(Stored entries)
· · · · ·
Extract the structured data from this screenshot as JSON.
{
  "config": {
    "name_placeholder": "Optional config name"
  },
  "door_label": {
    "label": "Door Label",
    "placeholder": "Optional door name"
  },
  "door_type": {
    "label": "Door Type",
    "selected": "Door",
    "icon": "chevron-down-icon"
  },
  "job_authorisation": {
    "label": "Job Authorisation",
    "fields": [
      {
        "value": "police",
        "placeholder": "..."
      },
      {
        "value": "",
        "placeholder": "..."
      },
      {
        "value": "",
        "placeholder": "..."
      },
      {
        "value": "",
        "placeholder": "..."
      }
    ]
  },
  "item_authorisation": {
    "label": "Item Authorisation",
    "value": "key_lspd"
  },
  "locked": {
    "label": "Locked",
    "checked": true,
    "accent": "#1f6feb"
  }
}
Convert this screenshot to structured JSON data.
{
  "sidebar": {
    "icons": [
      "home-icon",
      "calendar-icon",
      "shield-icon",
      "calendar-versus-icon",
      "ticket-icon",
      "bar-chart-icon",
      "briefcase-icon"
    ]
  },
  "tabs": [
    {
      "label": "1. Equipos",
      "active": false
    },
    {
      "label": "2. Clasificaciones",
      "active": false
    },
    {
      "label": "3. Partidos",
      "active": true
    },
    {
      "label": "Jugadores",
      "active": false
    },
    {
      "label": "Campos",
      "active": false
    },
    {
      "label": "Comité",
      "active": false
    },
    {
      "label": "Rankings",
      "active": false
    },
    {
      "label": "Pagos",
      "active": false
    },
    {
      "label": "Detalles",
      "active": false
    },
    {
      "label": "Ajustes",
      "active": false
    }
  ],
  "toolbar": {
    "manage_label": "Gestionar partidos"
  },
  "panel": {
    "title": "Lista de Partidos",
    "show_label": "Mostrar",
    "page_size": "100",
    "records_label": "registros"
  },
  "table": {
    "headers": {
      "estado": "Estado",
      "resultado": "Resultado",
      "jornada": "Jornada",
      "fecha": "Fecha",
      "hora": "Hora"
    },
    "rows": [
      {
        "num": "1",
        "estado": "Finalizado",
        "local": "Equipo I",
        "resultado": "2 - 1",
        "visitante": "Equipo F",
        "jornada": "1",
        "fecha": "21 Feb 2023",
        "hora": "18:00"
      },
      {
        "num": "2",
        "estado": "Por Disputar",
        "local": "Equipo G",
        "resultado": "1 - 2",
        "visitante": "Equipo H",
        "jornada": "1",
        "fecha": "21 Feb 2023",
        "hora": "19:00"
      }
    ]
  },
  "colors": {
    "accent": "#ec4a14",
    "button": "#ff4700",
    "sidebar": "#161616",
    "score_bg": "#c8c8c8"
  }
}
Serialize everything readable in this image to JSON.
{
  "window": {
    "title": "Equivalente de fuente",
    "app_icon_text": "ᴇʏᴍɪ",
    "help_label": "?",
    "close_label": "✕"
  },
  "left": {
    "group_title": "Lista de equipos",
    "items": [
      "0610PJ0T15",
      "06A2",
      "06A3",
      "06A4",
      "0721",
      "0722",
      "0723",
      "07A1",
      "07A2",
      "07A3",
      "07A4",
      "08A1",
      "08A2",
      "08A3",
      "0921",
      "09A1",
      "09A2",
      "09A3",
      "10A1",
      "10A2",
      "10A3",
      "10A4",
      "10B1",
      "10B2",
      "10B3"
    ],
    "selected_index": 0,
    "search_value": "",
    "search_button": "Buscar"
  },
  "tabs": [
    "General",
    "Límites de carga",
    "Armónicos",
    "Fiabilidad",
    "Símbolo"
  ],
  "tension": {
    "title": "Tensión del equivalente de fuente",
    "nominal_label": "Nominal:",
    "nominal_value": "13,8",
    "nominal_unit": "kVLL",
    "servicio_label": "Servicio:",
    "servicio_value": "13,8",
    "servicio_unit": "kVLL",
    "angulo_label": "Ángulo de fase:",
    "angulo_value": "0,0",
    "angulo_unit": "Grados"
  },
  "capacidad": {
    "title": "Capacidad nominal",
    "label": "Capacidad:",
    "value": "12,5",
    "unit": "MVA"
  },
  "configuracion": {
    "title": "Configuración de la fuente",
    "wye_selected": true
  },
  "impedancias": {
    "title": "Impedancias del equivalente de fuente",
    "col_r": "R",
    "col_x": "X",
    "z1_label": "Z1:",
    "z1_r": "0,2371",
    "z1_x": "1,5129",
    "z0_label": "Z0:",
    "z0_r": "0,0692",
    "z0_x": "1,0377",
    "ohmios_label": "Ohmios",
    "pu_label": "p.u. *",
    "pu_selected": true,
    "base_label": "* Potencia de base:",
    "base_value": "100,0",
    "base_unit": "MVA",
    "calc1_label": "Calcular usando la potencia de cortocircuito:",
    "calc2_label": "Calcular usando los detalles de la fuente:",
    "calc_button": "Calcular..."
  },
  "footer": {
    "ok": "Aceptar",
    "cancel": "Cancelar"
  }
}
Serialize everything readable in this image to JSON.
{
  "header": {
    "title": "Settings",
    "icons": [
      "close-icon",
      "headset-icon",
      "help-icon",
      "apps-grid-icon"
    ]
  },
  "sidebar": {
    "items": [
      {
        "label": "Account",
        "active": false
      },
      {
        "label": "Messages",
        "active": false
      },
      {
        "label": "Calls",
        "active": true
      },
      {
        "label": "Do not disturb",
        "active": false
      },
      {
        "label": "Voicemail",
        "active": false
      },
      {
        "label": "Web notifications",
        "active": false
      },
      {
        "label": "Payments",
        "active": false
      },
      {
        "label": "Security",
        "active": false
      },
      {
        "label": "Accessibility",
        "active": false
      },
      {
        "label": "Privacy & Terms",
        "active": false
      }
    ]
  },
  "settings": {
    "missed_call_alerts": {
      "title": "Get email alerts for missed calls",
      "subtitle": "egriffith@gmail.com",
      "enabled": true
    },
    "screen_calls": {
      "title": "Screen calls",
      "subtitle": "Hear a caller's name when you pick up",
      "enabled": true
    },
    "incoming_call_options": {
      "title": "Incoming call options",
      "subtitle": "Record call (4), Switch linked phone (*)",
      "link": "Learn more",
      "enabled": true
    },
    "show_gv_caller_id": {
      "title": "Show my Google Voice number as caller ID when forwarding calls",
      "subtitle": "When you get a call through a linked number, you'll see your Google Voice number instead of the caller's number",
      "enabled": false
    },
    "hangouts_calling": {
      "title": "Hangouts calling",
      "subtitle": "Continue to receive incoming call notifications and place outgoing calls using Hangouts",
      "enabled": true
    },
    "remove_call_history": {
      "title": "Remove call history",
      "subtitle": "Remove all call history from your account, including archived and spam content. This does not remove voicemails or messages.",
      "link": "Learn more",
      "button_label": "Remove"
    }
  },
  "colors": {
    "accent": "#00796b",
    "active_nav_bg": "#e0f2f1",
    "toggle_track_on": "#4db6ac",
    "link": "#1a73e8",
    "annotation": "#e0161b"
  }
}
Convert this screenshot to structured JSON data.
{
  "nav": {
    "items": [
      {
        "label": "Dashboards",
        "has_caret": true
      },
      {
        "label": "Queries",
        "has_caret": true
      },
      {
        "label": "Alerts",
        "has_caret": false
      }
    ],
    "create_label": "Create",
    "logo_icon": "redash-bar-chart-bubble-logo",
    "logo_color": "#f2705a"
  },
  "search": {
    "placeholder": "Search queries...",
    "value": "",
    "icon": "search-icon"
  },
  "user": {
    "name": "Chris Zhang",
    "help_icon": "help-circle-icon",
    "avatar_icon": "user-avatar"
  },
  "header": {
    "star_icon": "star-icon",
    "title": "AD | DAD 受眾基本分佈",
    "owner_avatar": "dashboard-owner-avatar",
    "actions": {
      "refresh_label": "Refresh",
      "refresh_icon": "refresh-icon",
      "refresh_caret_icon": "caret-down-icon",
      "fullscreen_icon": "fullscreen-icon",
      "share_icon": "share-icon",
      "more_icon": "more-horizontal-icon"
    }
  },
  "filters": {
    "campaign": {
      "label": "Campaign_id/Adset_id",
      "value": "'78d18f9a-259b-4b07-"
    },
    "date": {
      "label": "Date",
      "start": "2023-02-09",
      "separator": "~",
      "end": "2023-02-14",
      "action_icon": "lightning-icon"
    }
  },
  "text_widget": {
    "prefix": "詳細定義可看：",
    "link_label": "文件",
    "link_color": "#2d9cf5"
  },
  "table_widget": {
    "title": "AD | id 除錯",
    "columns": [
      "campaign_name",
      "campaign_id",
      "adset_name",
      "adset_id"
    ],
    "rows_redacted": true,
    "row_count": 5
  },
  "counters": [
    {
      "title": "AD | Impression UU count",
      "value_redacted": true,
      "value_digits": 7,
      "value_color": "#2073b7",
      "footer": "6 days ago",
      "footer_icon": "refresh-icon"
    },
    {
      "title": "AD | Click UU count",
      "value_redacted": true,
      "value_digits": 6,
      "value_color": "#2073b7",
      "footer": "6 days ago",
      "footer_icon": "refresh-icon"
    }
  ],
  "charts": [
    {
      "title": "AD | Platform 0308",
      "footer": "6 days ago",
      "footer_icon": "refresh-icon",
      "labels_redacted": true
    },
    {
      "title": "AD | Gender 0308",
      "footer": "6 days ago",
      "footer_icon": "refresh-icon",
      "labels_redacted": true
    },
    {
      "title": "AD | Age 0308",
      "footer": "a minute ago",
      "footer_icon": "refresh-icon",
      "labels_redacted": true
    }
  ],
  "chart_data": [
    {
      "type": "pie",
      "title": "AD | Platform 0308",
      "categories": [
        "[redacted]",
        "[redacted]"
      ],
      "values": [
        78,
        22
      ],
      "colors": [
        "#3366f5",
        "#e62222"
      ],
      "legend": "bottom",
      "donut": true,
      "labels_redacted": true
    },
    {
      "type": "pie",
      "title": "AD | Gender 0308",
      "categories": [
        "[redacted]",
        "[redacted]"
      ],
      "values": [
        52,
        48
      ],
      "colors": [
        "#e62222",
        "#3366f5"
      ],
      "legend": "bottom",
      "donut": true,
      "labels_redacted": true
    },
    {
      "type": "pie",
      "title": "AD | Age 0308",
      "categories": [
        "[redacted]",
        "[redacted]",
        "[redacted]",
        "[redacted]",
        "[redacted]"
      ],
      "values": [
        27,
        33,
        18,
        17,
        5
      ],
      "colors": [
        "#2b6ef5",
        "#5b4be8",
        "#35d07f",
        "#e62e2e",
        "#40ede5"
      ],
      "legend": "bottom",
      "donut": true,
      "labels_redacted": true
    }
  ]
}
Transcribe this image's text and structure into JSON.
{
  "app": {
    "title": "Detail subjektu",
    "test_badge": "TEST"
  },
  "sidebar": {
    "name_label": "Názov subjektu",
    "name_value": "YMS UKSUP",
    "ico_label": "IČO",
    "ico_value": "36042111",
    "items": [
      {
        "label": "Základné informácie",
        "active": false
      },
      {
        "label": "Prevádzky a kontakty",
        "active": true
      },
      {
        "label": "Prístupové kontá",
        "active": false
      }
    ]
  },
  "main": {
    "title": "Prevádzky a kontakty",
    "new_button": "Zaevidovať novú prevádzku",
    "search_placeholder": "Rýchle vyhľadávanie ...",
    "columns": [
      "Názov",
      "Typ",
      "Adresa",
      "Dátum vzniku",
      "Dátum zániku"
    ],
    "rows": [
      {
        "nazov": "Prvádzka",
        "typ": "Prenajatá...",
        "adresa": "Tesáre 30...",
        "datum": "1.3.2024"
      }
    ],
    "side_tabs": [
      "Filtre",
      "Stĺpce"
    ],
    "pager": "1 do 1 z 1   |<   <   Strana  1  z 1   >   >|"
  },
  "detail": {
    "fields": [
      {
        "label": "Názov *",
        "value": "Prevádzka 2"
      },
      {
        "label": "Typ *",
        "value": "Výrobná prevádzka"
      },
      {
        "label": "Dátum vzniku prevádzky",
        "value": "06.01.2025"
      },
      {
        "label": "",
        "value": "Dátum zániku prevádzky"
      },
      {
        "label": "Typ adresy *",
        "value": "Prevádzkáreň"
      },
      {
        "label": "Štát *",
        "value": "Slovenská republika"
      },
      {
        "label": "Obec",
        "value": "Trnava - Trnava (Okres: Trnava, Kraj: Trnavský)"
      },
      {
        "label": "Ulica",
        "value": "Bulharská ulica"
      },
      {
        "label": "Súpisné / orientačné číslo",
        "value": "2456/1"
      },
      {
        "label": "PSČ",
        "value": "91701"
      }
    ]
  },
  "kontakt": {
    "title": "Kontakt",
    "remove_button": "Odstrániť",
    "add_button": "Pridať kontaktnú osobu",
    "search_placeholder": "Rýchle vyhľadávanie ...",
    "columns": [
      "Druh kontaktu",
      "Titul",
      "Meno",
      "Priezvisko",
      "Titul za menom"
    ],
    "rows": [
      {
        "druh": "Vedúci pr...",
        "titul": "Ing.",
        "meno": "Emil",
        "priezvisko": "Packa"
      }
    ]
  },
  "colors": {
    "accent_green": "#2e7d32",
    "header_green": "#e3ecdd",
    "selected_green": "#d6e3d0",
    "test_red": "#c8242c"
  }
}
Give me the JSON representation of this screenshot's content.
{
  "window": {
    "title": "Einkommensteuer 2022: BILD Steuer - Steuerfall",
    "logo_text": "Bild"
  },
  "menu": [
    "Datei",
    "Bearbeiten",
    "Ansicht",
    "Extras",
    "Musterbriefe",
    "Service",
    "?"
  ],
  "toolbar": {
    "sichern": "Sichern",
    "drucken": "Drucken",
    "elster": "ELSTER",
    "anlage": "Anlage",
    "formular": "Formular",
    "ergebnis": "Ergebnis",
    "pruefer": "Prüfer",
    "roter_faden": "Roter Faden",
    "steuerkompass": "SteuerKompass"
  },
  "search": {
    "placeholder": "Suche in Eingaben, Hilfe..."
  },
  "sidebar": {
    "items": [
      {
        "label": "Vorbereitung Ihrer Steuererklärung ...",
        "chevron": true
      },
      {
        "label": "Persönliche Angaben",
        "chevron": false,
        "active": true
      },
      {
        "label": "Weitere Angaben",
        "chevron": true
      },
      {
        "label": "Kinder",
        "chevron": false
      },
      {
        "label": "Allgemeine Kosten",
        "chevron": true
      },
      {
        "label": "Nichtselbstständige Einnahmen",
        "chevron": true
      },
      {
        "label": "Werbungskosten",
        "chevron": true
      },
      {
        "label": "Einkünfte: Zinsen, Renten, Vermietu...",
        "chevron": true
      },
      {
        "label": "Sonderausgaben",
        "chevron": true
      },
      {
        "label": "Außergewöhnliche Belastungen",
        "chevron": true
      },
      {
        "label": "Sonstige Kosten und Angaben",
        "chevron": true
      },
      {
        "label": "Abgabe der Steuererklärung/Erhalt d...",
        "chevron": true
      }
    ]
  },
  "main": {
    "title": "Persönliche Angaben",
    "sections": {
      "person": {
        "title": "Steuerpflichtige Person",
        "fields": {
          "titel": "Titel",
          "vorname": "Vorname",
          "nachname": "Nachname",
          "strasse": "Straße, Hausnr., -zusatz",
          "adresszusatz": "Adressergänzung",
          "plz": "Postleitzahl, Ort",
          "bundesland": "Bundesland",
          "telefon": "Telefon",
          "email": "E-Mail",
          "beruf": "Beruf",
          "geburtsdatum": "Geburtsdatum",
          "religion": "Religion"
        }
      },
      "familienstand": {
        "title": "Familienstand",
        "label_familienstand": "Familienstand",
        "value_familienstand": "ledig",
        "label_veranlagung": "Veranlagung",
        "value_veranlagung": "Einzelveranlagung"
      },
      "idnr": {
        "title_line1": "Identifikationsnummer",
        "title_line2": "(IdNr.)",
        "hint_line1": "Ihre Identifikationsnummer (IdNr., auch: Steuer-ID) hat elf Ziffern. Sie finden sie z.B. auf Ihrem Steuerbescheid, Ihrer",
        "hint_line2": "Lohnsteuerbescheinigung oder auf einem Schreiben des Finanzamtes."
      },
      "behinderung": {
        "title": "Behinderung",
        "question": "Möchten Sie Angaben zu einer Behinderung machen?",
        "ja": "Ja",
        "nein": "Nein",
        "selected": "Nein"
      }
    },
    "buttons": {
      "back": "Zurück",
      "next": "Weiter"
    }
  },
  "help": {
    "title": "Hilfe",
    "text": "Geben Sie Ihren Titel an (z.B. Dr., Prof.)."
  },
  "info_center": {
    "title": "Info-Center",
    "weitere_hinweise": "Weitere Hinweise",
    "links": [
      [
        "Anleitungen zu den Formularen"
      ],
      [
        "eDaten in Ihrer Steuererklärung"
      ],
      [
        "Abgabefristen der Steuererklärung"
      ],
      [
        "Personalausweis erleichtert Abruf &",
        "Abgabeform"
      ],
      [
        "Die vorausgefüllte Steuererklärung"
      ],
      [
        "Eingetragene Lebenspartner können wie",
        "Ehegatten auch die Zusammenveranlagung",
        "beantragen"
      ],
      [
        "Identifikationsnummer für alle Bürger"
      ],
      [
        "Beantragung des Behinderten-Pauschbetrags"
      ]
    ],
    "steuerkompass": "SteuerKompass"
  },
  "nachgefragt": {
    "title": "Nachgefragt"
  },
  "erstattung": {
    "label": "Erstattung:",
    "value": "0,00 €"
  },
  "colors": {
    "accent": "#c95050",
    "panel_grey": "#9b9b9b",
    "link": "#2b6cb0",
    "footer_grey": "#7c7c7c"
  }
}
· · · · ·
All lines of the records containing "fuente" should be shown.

* **WRITTEN SOLUTION**:
    "title": "Equivalente de fuente",
    "title": "Tensión del equivalente de fuente",
    "title": "Configuración de la fuente",
    "title": "Impedancias del equivalente de fuente",
    "calc2_label": "Calcular usando los detalles de la fuente:",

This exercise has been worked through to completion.